Repeat each entry in full, exactly.
========================================
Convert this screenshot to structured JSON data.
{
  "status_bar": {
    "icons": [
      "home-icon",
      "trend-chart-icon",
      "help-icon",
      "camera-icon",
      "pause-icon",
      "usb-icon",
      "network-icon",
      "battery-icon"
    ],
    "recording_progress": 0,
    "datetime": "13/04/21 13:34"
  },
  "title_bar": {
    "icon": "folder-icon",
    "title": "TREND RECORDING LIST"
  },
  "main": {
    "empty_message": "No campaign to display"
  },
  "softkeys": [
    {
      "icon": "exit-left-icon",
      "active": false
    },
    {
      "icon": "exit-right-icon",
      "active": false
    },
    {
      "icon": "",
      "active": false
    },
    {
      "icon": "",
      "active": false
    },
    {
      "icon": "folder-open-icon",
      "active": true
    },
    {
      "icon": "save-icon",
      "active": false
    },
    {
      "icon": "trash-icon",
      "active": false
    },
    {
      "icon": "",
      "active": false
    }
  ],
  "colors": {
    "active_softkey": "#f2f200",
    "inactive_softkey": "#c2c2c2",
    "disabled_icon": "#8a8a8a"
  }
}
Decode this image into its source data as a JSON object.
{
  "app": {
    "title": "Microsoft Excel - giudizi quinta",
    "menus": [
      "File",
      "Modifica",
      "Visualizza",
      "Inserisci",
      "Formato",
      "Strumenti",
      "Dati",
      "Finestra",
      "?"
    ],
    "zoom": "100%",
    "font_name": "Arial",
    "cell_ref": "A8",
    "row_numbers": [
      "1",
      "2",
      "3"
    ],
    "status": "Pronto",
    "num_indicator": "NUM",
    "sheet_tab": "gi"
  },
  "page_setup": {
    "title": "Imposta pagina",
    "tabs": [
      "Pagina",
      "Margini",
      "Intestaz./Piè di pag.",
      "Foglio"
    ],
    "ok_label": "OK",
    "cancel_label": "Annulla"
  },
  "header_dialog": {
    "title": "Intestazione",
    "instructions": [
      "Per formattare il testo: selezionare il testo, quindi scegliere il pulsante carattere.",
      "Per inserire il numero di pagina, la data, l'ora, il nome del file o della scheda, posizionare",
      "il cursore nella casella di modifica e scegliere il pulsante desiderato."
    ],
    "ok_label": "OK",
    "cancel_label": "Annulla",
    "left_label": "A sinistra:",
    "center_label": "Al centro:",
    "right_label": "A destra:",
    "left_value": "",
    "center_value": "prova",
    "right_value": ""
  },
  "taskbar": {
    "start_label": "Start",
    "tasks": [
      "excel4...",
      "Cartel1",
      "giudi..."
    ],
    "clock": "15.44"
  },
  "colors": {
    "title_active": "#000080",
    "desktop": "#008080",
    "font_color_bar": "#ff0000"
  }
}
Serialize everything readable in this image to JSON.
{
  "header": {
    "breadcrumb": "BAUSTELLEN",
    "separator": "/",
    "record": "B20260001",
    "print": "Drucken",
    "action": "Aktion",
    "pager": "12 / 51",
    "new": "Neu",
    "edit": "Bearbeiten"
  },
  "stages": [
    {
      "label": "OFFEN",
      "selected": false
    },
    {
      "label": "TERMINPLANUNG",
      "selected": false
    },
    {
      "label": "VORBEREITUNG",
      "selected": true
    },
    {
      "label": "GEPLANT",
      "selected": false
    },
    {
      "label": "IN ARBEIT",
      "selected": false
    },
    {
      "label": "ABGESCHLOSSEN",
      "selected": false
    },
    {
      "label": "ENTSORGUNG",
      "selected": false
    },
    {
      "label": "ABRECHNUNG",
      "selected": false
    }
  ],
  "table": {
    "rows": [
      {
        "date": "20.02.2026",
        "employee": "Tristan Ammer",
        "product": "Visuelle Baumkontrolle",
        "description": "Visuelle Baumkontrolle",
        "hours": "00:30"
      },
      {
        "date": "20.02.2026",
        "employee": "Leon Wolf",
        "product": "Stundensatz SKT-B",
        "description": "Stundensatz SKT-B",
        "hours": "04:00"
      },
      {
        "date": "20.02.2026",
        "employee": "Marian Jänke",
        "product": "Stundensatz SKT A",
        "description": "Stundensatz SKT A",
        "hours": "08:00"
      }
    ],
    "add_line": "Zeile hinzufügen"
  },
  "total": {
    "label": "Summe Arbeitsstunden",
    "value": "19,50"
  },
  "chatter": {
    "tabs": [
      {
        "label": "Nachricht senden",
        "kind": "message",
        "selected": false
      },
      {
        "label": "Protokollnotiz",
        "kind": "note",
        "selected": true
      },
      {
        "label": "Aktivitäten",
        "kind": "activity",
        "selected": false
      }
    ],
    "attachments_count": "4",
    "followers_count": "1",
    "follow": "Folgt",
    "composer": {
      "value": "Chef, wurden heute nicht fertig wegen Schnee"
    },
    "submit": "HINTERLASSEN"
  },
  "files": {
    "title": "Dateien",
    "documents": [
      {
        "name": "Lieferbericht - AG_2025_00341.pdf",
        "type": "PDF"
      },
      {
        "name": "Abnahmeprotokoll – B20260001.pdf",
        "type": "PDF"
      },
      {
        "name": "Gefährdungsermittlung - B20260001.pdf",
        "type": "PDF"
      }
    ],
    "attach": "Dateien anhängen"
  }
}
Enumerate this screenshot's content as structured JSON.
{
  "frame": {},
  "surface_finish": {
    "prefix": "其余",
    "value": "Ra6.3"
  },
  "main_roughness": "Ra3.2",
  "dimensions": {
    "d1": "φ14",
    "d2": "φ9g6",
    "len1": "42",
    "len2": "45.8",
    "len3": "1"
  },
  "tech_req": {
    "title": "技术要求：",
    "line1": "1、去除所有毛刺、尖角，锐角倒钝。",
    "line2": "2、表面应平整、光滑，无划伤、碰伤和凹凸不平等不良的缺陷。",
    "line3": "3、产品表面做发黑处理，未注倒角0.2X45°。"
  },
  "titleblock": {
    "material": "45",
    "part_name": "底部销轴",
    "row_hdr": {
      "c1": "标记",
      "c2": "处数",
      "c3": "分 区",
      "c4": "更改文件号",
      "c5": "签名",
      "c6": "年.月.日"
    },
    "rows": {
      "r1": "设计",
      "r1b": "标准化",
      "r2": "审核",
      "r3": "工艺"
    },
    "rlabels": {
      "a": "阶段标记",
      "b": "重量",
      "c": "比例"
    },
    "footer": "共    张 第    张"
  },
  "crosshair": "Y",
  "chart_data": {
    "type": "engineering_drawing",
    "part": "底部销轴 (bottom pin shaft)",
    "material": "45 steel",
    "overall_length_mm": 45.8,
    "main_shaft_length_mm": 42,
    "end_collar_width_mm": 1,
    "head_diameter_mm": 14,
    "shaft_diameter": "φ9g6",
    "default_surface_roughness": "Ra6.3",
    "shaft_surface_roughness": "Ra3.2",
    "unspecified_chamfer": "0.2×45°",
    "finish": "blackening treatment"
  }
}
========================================
Output:
Convert this screenshot to structured JSON data.
{
  "status_bar": {
    "icons": [
      "home-icon",
      "trend-chart-icon",
      "help-icon",
      "camera-icon",
      "pause-icon",
      "usb-icon",
      "network-icon",
      "battery-icon"
    ],
    "recording_progress": 0,
    "datetime": "13/04/21 13:34"
  },
  "title_bar": {
    "icon": "folder-icon",
    "title": "TREND RECORDING LIST"
  },
  "main": {
    "empty_message": "No campaign to display"
  },
  "softkeys": [
    {
      "icon": "exit-left-icon",
      "active": false
    },
    {
      "icon": "exit-right-icon",
      "active": false
    },
    {
      "icon": "",
      "active": false
    },
    {
      "icon": "",
      "active": false
    },
    {
      "icon": "folder-open-icon",
      "active": true
    },
    {
      "icon": "save-icon",
      "active": false
    },
    {
      "icon": "trash-icon",
      "active": false
    },
    {
      "icon": "",
      "active": false
    }
  ],
  "colors": {
    "active_softkey": "#f2f200",
    "inactive_softkey": "#c2c2c2",
    "disabled_icon": "#8a8a8a"
  }
}
Decode this image into its source data as a JSON object.
{
  "app": {
    "title": "Microsoft Excel - giudizi quinta",
    "menus": [
      "File",
      "Modifica",
      "Visualizza",
      "Inserisci",
      "Formato",
      "Strumenti",
      "Dati",
      "Finestra",
      "?"
    ],
    "zoom": "100%",
    "font_name": "Arial",
    "cell_ref": "A8",
    "row_numbers": [
      "1",
      "2",
      "3"
    ],
    "status": "Pronto",
    "num_indicator": "NUM",
    "sheet_tab": "gi"
  },
  "page_setup": {
    "title": "Imposta pagina",
    "tabs": [
      "Pagina",
      "Margini",
      "Intestaz./Piè di pag.",
      "Foglio"
    ],
    "ok_label": "OK",
    "cancel_label": "Annulla"
  },
  "header_dialog": {
    "title": "Intestazione",
    "instructions": [
      "Per formattare il testo: selezionare il testo, quindi scegliere il pulsante carattere.",
      "Per inserire il numero di pagina, la data, l'ora, il nome del file o della scheda, posizionare",
      "il cursore nella casella di modifica e scegliere il pulsante desiderato."
    ],
    "ok_label": "OK",
    "cancel_label": "Annulla",
    "left_label": "A sinistra:",
    "center_label": "Al centro:",
    "right_label": "A destra:",
    "left_value": "",
    "center_value": "prova",
    "right_value": ""
  },
  "taskbar": {
    "start_label": "Start",
    "tasks": [
      "excel4...",
      "Cartel1",
      "giudi..."
    ],
    "clock": "15.44"
  },
  "colors": {
    "title_active": "#000080",
    "desktop": "#008080",
    "font_color_bar": "#ff0000"
  }
}
Serialize everything readable in this image to JSON.
{
  "header": {
    "breadcrumb": "BAUSTELLEN",
    "separator": "/",
    "record": "B20260001",
    "print": "Drucken",
    "action": "Aktion",
    "pager": "12 / 51",
    "new": "Neu",
    "edit": "Bearbeiten"
  },
  "stages": [
    {
      "label": "OFFEN",
      "selected": false
    },
    {
      "label": "TERMINPLANUNG",
      "selected": false
    },
    {
      "label": "VORBEREITUNG",
      "selected": true
    },
    {
      "label": "GEPLANT",
      "selected": false
    },
    {
      "label": "IN ARBEIT",
      "selected": false
    },
    {
      "label": "ABGESCHLOSSEN",
      "selected": false
    },
    {
      "label": "ENTSORGUNG",
      "selected": false
    },
    {
      "label": "ABRECHNUNG",
      "selected": false
    }
  ],
  "table": {
    "rows": [
      {
        "date": "20.02.2026",
        "employee": "Tristan Ammer",
        "product": "Visuelle Baumkontrolle",
        "description": "Visuelle Baumkontrolle",
        "hours": "00:30"
      },
      {
        "date": "20.02.2026",
        "employee": "Leon Wolf",
        "product": "Stundensatz SKT-B",
        "description": "Stundensatz SKT-B",
        "hours": "04:00"
      },
      {
        "date": "20.02.2026",
        "employee": "Marian Jänke",
        "product": "Stundensatz SKT A",
        "description": "Stundensatz SKT A",
        "hours": "08:00"
      }
    ],
    "add_line": "Zeile hinzufügen"
  },
  "total": {
    "label": "Summe Arbeitsstunden",
    "value": "19,50"
  },
  "chatter": {
    "tabs": [
      {
        "label": "Nachricht senden",
        "kind": "message",
        "selected": false
      },
      {
        "label": "Protokollnotiz",
        "kind": "note",
        "selected": true
      },
      {
        "label": "Aktivitäten",
        "kind": "activity",
        "selected": false
      }
    ],
    "attachments_count": "4",
    "followers_count": "1",
    "follow": "Folgt",
    "composer": {
      "value": "Chef, wurden heute nicht fertig wegen Schnee"
    },
    "submit": "HINTERLASSEN"
  },
  "files": {
    "title": "Dateien",
    "documents": [
      {
        "name": "Lieferbericht - AG_2025_00341.pdf",
        "type": "PDF"
      },
      {
        "name": "Abnahmeprotokoll – B20260001.pdf",
        "type": "PDF"
      },
      {
        "name": "Gefährdungsermittlung - B20260001.pdf",
        "type": "PDF"
      }
    ],
    "attach": "Dateien anhängen"
  }
}
Enumerate this screenshot's content as structured JSON.
{
  "frame": {},
  "surface_finish": {
    "prefix": "其余",
    "value": "Ra6.3"
  },
  "main_roughness": "Ra3.2",
  "dimensions": {
    "d1": "φ14",
    "d2": "φ9g6",
    "len1": "42",
    "len2": "45.8",
    "len3": "1"
  },
  "tech_req": {
    "title": "技术要求：",
    "line1": "1、去除所有毛刺、尖角，锐角倒钝。",
    "line2": "2、表面应平整、光滑，无划伤、碰伤和凹凸不平等不良的缺陷。",
    "line3": "3、产品表面做发黑处理，未注倒角0.2X45°。"
  },
  "titleblock": {
    "material": "45",
    "part_name": "底部销轴",
    "row_hdr": {
      "c1": "标记",
      "c2": "处数",
      "c3": "分 区",
      "c4": "更改文件号",
      "c5": "签名",
      "c6": "年.月.日"
    },
    "rows": {
      "r1": "设计",
      "r1b": "标准化",
      "r2": "审核",
      "r3": "工艺"
    },
    "rlabels": {
      "a": "阶段标记",
      "b": "重量",
      "c": "比例"
    },
    "footer": "共    张 第    张"
  },
  "crosshair": "Y",
  "chart_data": {
    "type": "engineering_drawing",
    "part": "底部销轴 (bottom pin shaft)",
    "material": "45 steel",
    "overall_length_mm": 45.8,
    "main_shaft_length_mm": 42,
    "end_collar_width_mm": 1,
    "head_diameter_mm": 14,
    "shaft_diameter": "φ9g6",
    "default_surface_roughness": "Ra6.3",
    "shaft_surface_roughness": "Ra3.2",
    "unspecified_chamfer": "0.2×45°",
    "finish": "blackening treatment"
  }
}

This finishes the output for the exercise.